▶ _Exercise_: Identify the line that contains "What data populates" in the material. Output it and every line after it, unchanged, through the end.

▶ _Data to use_:
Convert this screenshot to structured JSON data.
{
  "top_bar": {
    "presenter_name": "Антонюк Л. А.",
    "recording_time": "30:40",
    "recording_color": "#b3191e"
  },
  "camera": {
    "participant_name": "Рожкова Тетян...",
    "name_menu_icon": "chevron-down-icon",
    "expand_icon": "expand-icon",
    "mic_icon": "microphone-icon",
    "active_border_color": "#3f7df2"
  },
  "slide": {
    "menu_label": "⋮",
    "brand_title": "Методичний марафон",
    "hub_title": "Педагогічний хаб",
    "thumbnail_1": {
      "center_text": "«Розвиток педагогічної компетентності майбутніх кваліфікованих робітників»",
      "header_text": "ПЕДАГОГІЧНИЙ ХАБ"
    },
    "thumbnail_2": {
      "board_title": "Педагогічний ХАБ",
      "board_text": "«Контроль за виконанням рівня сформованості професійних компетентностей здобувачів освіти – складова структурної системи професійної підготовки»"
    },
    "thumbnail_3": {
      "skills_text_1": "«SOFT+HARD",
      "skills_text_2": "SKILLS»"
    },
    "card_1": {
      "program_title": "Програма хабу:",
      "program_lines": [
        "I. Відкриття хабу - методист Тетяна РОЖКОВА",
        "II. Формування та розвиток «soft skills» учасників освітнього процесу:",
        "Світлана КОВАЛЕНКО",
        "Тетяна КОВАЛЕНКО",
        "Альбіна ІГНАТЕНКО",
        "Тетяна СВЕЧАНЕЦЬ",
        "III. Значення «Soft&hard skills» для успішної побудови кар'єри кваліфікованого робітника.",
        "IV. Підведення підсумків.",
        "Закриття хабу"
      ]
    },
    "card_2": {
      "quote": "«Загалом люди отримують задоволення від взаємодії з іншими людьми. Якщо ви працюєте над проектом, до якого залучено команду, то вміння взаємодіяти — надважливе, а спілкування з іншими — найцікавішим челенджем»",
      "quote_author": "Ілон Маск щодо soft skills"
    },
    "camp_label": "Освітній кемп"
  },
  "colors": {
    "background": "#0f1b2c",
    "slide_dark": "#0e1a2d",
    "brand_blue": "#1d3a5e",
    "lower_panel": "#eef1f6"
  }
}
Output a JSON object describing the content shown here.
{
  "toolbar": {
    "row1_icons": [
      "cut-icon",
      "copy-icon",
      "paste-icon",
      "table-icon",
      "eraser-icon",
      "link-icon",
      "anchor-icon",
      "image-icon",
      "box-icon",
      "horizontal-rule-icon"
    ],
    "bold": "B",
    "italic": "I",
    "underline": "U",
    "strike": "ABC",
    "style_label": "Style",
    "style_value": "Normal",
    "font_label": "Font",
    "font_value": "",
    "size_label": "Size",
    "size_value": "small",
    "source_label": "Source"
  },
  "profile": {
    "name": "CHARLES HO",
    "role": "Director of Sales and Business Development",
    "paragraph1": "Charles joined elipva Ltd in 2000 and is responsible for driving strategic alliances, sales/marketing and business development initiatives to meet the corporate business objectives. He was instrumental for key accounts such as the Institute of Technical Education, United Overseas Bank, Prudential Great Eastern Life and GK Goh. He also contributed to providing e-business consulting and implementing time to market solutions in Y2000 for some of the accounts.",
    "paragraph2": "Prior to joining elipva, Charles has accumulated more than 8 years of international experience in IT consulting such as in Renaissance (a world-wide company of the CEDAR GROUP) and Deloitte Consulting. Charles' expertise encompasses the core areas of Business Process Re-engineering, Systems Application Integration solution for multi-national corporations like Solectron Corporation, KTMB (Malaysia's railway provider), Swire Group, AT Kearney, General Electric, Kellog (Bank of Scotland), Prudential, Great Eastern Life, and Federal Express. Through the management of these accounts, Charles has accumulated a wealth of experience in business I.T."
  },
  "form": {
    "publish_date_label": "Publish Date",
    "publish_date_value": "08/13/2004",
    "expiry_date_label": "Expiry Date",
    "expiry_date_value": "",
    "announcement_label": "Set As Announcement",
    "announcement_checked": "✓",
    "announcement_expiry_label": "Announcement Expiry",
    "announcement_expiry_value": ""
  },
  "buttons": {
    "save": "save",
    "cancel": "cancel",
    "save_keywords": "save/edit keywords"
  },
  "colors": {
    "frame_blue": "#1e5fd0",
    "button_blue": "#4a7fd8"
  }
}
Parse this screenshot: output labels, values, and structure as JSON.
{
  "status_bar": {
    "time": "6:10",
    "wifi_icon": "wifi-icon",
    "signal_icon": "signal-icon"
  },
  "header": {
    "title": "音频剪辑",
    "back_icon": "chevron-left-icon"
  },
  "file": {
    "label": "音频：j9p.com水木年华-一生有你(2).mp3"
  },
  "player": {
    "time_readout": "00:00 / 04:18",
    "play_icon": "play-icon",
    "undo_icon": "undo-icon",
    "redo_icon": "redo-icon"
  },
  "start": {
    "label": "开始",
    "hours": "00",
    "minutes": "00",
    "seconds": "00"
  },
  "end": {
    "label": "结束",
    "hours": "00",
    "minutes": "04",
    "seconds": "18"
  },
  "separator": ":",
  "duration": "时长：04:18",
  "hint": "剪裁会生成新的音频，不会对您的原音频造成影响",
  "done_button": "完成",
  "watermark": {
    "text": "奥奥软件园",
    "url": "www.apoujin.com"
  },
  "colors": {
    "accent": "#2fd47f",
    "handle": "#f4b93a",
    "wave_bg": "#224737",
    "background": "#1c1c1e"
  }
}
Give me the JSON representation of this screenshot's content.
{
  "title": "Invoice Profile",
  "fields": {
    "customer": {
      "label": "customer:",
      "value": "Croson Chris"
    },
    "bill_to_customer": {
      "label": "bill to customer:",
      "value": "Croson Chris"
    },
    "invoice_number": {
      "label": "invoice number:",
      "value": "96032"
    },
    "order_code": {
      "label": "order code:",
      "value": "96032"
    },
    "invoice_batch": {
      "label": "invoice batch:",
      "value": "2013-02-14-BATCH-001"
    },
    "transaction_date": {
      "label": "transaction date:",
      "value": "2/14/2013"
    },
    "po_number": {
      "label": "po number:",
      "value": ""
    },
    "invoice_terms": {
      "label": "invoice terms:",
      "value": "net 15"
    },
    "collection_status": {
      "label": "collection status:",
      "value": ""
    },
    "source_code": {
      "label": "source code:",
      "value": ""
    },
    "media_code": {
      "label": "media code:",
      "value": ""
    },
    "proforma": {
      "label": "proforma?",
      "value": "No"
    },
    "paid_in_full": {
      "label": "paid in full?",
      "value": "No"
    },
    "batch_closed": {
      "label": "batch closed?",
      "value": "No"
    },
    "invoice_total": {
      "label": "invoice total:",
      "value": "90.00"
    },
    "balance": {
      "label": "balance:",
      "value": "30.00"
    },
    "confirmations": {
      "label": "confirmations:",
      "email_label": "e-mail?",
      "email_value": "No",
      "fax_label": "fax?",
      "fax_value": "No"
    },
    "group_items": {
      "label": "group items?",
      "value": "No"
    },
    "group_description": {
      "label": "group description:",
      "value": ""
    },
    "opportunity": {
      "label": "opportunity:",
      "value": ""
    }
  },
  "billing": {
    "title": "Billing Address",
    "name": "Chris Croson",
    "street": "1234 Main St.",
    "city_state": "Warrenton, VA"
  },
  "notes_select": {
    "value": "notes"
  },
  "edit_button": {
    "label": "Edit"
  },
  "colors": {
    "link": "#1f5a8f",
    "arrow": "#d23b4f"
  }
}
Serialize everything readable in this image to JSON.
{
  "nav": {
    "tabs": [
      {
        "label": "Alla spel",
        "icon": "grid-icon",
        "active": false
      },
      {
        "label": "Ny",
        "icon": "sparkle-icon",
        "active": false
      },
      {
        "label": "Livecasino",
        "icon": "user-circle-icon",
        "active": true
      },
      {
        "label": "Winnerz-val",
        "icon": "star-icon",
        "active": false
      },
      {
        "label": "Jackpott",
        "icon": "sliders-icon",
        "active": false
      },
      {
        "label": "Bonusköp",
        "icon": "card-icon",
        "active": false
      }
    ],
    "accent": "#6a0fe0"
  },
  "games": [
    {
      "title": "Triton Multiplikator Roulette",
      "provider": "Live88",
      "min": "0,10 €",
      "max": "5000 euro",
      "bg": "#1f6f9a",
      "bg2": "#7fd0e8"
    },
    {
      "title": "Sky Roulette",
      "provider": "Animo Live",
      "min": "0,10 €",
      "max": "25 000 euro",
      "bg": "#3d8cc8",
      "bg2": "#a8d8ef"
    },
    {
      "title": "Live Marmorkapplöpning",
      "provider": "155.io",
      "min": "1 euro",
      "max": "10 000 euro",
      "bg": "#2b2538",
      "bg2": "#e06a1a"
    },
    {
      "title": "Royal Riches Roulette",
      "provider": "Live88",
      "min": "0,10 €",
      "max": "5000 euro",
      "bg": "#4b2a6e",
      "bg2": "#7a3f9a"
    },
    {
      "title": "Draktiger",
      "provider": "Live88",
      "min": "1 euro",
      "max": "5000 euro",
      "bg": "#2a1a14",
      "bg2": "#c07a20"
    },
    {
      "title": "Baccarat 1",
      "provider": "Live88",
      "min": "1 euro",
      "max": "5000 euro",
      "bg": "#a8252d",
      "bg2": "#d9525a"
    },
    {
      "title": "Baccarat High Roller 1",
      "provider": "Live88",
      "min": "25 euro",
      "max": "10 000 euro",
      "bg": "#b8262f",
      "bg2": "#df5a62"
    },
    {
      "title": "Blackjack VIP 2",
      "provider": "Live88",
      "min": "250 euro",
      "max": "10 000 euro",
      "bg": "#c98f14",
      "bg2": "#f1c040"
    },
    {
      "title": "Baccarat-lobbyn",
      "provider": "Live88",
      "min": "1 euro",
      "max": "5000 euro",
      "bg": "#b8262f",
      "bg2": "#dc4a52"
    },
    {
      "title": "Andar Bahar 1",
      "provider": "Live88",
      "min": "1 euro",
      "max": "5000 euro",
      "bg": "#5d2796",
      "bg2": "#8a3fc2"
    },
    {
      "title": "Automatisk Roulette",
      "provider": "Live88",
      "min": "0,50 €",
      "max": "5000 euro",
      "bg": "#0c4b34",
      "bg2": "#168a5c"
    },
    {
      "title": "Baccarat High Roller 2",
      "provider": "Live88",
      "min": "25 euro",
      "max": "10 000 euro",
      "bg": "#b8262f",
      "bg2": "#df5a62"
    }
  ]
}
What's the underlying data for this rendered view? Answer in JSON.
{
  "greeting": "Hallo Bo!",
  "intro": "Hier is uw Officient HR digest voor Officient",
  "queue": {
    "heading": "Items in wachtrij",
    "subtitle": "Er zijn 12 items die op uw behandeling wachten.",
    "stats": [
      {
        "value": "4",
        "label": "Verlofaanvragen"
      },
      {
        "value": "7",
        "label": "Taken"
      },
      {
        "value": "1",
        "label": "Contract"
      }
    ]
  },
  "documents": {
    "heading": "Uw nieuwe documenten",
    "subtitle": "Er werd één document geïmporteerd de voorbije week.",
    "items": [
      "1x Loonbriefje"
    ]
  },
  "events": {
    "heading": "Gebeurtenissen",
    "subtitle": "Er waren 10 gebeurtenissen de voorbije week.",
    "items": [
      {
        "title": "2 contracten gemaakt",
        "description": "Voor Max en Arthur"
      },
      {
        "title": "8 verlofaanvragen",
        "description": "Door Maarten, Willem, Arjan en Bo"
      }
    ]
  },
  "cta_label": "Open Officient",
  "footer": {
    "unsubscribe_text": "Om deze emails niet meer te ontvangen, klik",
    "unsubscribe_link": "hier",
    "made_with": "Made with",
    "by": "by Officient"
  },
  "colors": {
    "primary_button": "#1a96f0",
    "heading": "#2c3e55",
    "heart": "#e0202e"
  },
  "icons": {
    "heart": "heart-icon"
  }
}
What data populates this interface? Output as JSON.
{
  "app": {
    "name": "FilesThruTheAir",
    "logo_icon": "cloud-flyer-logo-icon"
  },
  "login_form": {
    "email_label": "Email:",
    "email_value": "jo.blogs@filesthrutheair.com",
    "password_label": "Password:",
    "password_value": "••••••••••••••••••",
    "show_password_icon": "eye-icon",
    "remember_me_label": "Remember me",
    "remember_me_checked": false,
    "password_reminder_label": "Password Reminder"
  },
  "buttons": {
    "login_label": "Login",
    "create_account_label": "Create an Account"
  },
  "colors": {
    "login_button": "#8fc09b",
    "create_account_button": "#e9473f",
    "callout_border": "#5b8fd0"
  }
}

▶ _Response_:
What data populates this interface? Output as JSON.
{
  "app": {
    "name": "FilesThruTheAir",
    "logo_icon": "cloud-flyer-logo-icon"
  },
  "login_form": {
    "email_label": "Email:",
    "email_value": "jo.blogs@filesthrutheair.com",
    "password_label": "Password:",
    "password_value": "••••••••••••••••••",
    "show_password_icon": "eye-icon",
    "remember_me_label": "Remember me",
    "remember_me_checked": false,
    "password_reminder_label": "Password Reminder"
  },
  "buttons": {
    "login_label": "Login",
    "create_account_label": "Create an Account"
  },
  "colors": {
    "login_button": "#8fc09b",
    "create_account_button": "#e9473f",
    "callout_border": "#5b8fd0"
  }
}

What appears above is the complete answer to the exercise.